**Assignment**: What is needed is an exact copy of the listing, with no pictures in it.

**Records shown**:
______

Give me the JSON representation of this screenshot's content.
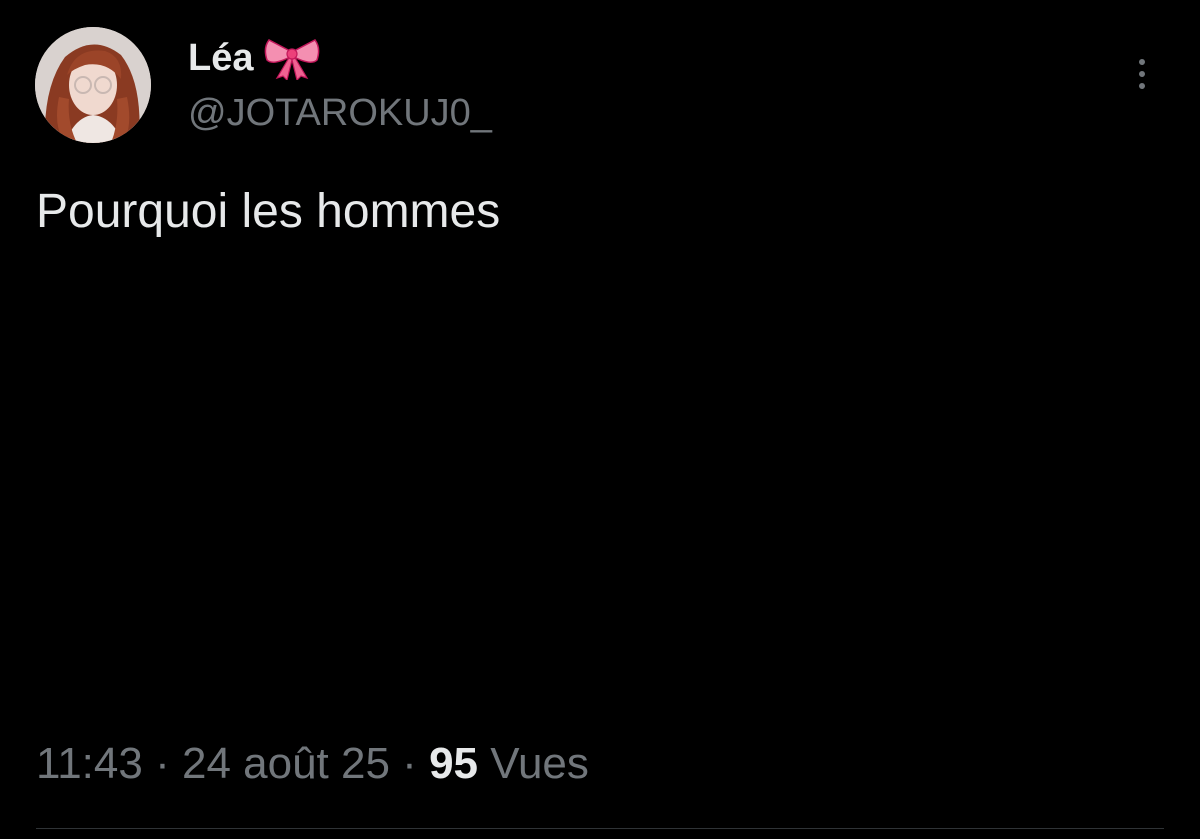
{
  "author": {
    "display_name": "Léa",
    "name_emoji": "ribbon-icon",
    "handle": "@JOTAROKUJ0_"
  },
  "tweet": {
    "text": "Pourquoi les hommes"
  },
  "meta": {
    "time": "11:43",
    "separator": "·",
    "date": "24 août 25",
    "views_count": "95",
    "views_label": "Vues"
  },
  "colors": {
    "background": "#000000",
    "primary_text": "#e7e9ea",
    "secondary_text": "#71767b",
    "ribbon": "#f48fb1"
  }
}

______

**Output for this task**:
Give me the JSON representation of this screenshot's content.
{
  "author": {
    "display_name": "Léa",
    "name_emoji": "ribbon-icon",
    "handle": "@JOTAROKUJ0_"
  },
  "tweet": {
    "text": "Pourquoi les hommes"
  },
  "meta": {
    "time": "11:43",
    "separator": "·",
    "date": "24 août 25",
    "views_count": "95",
    "views_label": "Vues"
  },
  "colors": {
    "background": "#000000",
    "primary_text": "#e7e9ea",
    "secondary_text": "#71767b",
    "ribbon": "#f48fb1"
  }
}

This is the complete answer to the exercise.